> WHAT IS REQUIRED
Look at the entries below and reproduce them exactly.

'''

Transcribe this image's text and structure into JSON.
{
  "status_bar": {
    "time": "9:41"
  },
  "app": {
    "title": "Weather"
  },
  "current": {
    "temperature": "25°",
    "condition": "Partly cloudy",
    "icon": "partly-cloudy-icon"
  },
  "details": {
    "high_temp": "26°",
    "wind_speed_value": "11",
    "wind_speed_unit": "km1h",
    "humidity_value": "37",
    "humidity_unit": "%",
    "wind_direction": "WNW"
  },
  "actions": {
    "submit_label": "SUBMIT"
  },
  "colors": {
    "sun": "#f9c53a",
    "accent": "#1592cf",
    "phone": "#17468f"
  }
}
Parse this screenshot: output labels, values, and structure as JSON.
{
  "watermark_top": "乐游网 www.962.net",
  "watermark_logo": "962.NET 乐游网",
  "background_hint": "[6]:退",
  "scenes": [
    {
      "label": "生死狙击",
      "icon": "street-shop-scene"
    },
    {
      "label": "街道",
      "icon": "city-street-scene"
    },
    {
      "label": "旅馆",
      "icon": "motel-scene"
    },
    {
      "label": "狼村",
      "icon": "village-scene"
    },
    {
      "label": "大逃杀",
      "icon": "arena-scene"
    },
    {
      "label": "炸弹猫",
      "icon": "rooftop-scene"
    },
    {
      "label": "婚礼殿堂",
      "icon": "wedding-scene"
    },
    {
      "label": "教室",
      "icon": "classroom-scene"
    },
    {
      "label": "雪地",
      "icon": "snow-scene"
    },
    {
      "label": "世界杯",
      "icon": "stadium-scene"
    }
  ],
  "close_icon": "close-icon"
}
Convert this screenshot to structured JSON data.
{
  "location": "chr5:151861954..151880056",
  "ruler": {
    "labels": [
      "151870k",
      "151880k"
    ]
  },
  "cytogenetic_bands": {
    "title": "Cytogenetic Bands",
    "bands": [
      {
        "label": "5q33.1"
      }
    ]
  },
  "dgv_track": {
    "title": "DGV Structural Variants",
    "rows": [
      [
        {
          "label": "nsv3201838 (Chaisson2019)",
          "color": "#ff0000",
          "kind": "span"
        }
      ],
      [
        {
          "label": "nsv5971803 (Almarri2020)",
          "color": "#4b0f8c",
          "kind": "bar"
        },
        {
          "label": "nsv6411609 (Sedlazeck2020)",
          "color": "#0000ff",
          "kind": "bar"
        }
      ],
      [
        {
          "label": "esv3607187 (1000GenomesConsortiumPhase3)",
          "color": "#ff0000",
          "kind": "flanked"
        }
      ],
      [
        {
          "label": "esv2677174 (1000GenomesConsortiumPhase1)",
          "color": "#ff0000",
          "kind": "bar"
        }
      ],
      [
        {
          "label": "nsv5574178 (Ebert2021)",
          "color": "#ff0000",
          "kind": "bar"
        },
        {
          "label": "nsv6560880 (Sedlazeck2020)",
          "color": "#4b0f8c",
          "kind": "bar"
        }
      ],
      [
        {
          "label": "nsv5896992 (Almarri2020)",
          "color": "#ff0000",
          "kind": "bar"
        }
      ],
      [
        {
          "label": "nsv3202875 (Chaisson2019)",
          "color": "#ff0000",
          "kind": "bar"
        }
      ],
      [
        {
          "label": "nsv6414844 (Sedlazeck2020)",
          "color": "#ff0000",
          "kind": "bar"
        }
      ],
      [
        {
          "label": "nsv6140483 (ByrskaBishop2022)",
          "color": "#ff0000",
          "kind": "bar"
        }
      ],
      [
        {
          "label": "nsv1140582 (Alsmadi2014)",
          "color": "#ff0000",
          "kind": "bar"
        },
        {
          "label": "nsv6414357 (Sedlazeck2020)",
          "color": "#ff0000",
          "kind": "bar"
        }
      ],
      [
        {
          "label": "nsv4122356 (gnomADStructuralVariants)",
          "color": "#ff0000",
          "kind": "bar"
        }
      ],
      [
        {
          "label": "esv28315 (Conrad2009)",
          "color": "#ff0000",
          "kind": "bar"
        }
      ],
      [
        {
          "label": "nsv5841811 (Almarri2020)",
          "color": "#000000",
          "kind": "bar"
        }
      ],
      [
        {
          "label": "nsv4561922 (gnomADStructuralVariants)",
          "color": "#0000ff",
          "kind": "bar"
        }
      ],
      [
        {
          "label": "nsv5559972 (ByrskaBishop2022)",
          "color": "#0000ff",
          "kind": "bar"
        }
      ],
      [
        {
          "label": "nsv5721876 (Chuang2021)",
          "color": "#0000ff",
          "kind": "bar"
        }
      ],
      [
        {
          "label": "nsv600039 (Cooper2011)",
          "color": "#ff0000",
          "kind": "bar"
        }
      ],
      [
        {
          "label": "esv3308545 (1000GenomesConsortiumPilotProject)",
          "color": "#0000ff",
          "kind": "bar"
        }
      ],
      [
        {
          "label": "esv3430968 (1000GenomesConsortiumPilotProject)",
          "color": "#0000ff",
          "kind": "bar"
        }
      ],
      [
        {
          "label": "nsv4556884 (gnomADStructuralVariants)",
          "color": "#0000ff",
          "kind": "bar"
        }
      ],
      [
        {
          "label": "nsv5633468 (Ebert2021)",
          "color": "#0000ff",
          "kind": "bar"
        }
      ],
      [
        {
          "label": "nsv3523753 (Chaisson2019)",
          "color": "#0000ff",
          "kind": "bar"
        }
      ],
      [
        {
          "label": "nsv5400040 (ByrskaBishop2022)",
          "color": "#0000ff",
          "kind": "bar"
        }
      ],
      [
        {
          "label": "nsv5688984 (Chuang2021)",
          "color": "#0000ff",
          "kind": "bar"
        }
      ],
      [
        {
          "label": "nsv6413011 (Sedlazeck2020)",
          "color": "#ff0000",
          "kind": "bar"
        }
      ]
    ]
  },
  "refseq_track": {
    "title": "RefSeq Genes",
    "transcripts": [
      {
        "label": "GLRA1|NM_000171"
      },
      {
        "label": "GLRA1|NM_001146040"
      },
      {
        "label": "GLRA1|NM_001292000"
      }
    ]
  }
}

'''

> RESPONSE TO THE EXERCISE
Transcribe this image's text and structure into JSON.
{
  "status_bar": {
    "time": "9:41"
  },
  "app": {
    "title": "Weather"
  },
  "current": {
    "temperature": "25°",
    "condition": "Partly cloudy",
    "icon": "partly-cloudy-icon"
  },
  "details": {
    "high_temp": "26°",
    "wind_speed_value": "11",
    "wind_speed_unit": "km1h",
    "humidity_value": "37",
    "humidity_unit": "%",
    "wind_direction": "WNW"
  },
  "actions": {
    "submit_label": "SUBMIT"
  },
  "colors": {
    "sun": "#f9c53a",
    "accent": "#1592cf",
    "phone": "#17468f"
  }
}
Parse this screenshot: output labels, values, and structure as JSON.
{
  "watermark_top": "乐游网 www.962.net",
  "watermark_logo": "962.NET 乐游网",
  "background_hint": "[6]:退",
  "scenes": [
    {
      "label": "生死狙击",
      "icon": "street-shop-scene"
    },
    {
      "label": "街道",
      "icon": "city-street-scene"
    },
    {
      "label": "旅馆",
      "icon": "motel-scene"
    },
    {
      "label": "狼村",
      "icon": "village-scene"
    },
    {
      "label": "大逃杀",
      "icon": "arena-scene"
    },
    {
      "label": "炸弹猫",
      "icon": "rooftop-scene"
    },
    {
      "label": "婚礼殿堂",
      "icon": "wedding-scene"
    },
    {
      "label": "教室",
      "icon": "classroom-scene"
    },
    {
      "label": "雪地",
      "icon": "snow-scene"
    },
    {
      "label": "世界杯",
      "icon": "stadium-scene"
    }
  ],
  "close_icon": "close-icon"
}
Convert this screenshot to structured JSON data.
{
  "location": "chr5:151861954..151880056",
  "ruler": {
    "labels": [
      "151870k",
      "151880k"
    ]
  },
  "cytogenetic_bands": {
    "title": "Cytogenetic Bands",
    "bands": [
      {
        "label": "5q33.1"
      }
    ]
  },
  "dgv_track": {
    "title": "DGV Structural Variants",
    "rows": [
      [
        {
          "label": "nsv3201838 (Chaisson2019)",
          "color": "#ff0000",
          "kind": "span"
        }
      ],
      [
        {
          "label": "nsv5971803 (Almarri2020)",
          "color": "#4b0f8c",
          "kind": "bar"
        },
        {
          "label": "nsv6411609 (Sedlazeck2020)",
          "color": "#0000ff",
          "kind": "bar"
        }
      ],
      [
        {
          "label": "esv3607187 (1000GenomesConsortiumPhase3)",
          "color": "#ff0000",
          "kind": "flanked"
        }
      ],
      [
        {
          "label": "esv2677174 (1000GenomesConsortiumPhase1)",
          "color": "#ff0000",
          "kind": "bar"
        }
      ],
      [
        {
          "label": "nsv5574178 (Ebert2021)",
          "color": "#ff0000",
          "kind": "bar"
        },
        {
          "label": "nsv6560880 (Sedlazeck2020)",
          "color": "#4b0f8c",
          "kind": "bar"
        }
      ],
      [
        {
          "label": "nsv5896992 (Almarri2020)",
          "color": "#ff0000",
          "kind": "bar"
        }
      ],
      [
        {
          "label": "nsv3202875 (Chaisson2019)",
          "color": "#ff0000",
          "kind": "bar"
        }
      ],
      [
        {
          "label": "nsv6414844 (Sedlazeck2020)",
          "color": "#ff0000",
          "kind": "bar"
        }
      ],
      [
        {
          "label": "nsv6140483 (ByrskaBishop2022)",
          "color": "#ff0000",
          "kind": "bar"
        }
      ],
      [
        {
          "label": "nsv1140582 (Alsmadi2014)",
          "color": "#ff0000",
          "kind": "bar"
        },
        {
          "label": "nsv6414357 (Sedlazeck2020)",
          "color": "#ff0000",
          "kind": "bar"
        }
      ],
      [
        {
          "label": "nsv4122356 (gnomADStructuralVariants)",
          "color": "#ff0000",
          "kind": "bar"
        }
      ],
      [
        {
          "label": "esv28315 (Conrad2009)",
          "color": "#ff0000",
          "kind": "bar"
        }
      ],
      [
        {
          "label": "nsv5841811 (Almarri2020)",
          "color": "#000000",
          "kind": "bar"
        }
      ],
      [
        {
          "label": "nsv4561922 (gnomADStructuralVariants)",
          "color": "#0000ff",
          "kind": "bar"
        }
      ],
      [
        {
          "label": "nsv5559972 (ByrskaBishop2022)",
          "color": "#0000ff",
          "kind": "bar"
        }
      ],
      [
        {
          "label": "nsv5721876 (Chuang2021)",
          "color": "#0000ff",
          "kind": "bar"
        }
      ],
      [
        {
          "label": "nsv600039 (Cooper2011)",
          "color": "#ff0000",
          "kind": "bar"
        }
      ],
      [
        {
          "label": "esv3308545 (1000GenomesConsortiumPilotProject)",
          "color": "#0000ff",
          "kind": "bar"
        }
      ],
      [
        {
          "label": "esv3430968 (1000GenomesConsortiumPilotProject)",
          "color": "#0000ff",
          "kind": "bar"
        }
      ],
      [
        {
          "label": "nsv4556884 (gnomADStructuralVariants)",
          "color": "#0000ff",
          "kind": "bar"
        }
      ],
      [
        {
          "label": "nsv5633468 (Ebert2021)",
          "color": "#0000ff",
          "kind": "bar"
        }
      ],
      [
        {
          "label": "nsv3523753 (Chaisson2019)",
          "color": "#0000ff",
          "kind": "bar"
        }
      ],
      [
        {
          "label": "nsv5400040 (ByrskaBishop2022)",
          "color": "#0000ff",
          "kind": "bar"
        }
      ],
      [
        {
          "label": "nsv5688984 (Chuang2021)",
          "color": "#0000ff",
          "kind": "bar"
        }
      ],
      [
        {
          "label": "nsv6413011 (Sedlazeck2020)",
          "color": "#ff0000",
          "kind": "bar"
        }
      ]
    ]
  },
  "refseq_track": {
    "title": "RefSeq Genes",
    "transcripts": [
      {
        "label": "GLRA1|NM_000171"
      },
      {
        "label": "GLRA1|NM_001146040"
      },
      {
        "label": "GLRA1|NM_001292000"
      }
    ]
  }
}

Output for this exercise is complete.